Sydney Symphony Orchestra appoints first Indigenous director
[by Airlie Walters]
William Barton. Image: Keith Saunders
The Sydney Symphony Orchestra announced that First Nations composer and performer William Barton will join the Board of Directors of the Sydney Symphony Orchestra.
A peerless yidaki (didgeridoo) performer, William Barton is world-renowned as a composer who works across classical and traditional First Nations music, bringing together Western art traditions and his Kalkadunga heritage. The Sydney Symphony has enjoyed a long association with William Barton as both performer and composer. Most recently (July 2022), the Sydney Symphony Orchestra gave the world-premiere of Barton’s Of the Earth – a work for which the Orchestra joined forces with Sydney Children’s Choir, Gondwana Indigenous Children’s Choir, soprano Nicole Car and mezzo-soprano Michelle DeYoung – commissioned to celebrate the re-opening of the Sydney Opera House Concert Hall.
Barton’s appearances with the Sydney Symphony spans almost two decades, with the Orchestra also recording and performing a number of his works on international tours.
Chair of the Sydney Symphony Orchestra Board Geoff Wilson said: “We are delighted that William Barton is joining the Sydney Symphony’s Board of Directors. William is a close and valued musical collaborator and one of the nation’s visionary artists. His unique voice will help guide the Sydney Symphony’s artistic growth as we move towards our centenary year. We also look forward to William’s continuing contribution as a musician and community leader with special knowledge of the needs of First Nations people and regional and remote communities. His insights and expertise will be invaluable as the Orchestra seeks to expand its programs to increase the positive impact of our work in these communities.
“We are especially delighted that William joins the Board at one of the most exciting times in the Orchestra’s history. This year represents the first full year with Simone Young as Chief Conductor in our renewed home at the Sydney Opera House Concert Hall. As a community and cultural leader, William has made a significant contribution to our nation. We look forward to working with William as we plan for the Orchestra’s future as the nation’s flagship orchestra.”
William Barton said: “I am excited to join the Sydney Symphony Orchestra’s Board of Directors at this moment in the Orchestra’s history. I have a great affection for the musicians of the Orchestra and for the organisation’s commitment to contemporary music and Australian artists. I am honoured to be part of the engine room of change, and, in my role, I hope to connect people of all walks of life through open conversation and actioning our intentions through the vibrancy of music and reinforcing the legacy of arts culture and language for the next generations to come.”

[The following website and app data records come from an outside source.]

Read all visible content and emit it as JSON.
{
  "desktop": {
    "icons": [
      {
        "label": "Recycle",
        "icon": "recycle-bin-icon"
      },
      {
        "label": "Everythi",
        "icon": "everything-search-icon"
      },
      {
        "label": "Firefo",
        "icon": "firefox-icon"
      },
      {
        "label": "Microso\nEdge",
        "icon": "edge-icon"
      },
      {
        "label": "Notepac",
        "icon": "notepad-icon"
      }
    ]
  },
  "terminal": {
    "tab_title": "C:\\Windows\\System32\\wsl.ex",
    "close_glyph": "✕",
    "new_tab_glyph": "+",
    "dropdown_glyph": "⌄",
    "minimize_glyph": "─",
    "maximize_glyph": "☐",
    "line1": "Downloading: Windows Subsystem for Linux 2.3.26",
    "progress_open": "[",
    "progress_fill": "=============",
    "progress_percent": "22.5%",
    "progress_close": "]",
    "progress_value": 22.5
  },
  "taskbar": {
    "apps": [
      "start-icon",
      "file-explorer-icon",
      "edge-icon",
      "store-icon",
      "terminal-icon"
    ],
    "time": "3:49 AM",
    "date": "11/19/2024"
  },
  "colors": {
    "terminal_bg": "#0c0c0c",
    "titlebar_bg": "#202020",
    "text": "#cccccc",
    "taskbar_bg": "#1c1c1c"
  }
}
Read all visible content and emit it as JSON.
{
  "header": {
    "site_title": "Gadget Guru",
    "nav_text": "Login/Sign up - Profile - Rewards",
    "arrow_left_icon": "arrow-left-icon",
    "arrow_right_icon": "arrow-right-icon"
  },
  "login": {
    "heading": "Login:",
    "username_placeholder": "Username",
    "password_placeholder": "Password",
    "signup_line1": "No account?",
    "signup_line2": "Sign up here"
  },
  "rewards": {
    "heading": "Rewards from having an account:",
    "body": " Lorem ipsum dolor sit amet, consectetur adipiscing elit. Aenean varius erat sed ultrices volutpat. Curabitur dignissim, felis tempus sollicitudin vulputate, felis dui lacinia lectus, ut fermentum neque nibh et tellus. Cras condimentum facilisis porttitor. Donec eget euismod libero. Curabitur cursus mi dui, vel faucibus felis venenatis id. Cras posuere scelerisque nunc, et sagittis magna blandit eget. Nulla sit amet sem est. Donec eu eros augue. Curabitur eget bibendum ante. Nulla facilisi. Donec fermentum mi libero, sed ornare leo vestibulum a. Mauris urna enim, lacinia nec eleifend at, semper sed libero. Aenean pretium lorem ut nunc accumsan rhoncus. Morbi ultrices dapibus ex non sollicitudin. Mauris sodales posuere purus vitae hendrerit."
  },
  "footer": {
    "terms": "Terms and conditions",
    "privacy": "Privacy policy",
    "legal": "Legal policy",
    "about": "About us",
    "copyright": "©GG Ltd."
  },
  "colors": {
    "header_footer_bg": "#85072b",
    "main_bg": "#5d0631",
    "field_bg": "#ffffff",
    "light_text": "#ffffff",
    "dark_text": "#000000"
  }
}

Mentored by his uncle, Barton learnt the yidaki, and at the age of 17 gave one of his earliest orchestral performances with the Queensland Symphony Orchestra. The multi-instrumentalist, composer, vocalist and producer has brought Australian music to the forefront through collaborations with ensembles around the globe, including the world-renowned Berlin Philharmonic, London Philharmonic Orchestra and performances at Westminster Abbey and the Beijing Olympics, among other engagements. He holds honorary doctorate degrees from Griffith University and the University of Sydney and has
released five albums of music that capture his unique creations which bring together western art music and First Nations musical traditions. Among his many public and critical accolades, Barton was recently named Queensland’s State Recipient in the 2023 Australian of the Year awards.
Aunty Joy claims she was pulled from Barack Obama event for being too difficult [news.com.au] Aunty Joy said she was removed from proceedings because she asked for someone to support her on stage and wanted to give the former US leader a gift.
First Nations social enterprise keeping young people out of jail through connection to country [Sam McManus, ABC] Mr Davis is the cultural Elder of As One Nyitting, a First Nations organisation founded in 2015 with the goal of keeping young people away from the justice system.
Joint Indigenous Leadership for CASM [supplied by Uni of Adelaide] Established in 1972, the Centre of Aboriginal Studies in Music is the only university-based centre for studies in Australian Indigenous music which aims to support Indigenous music students and musicians through the provision of high quality, culturally responsive tertiary level music education.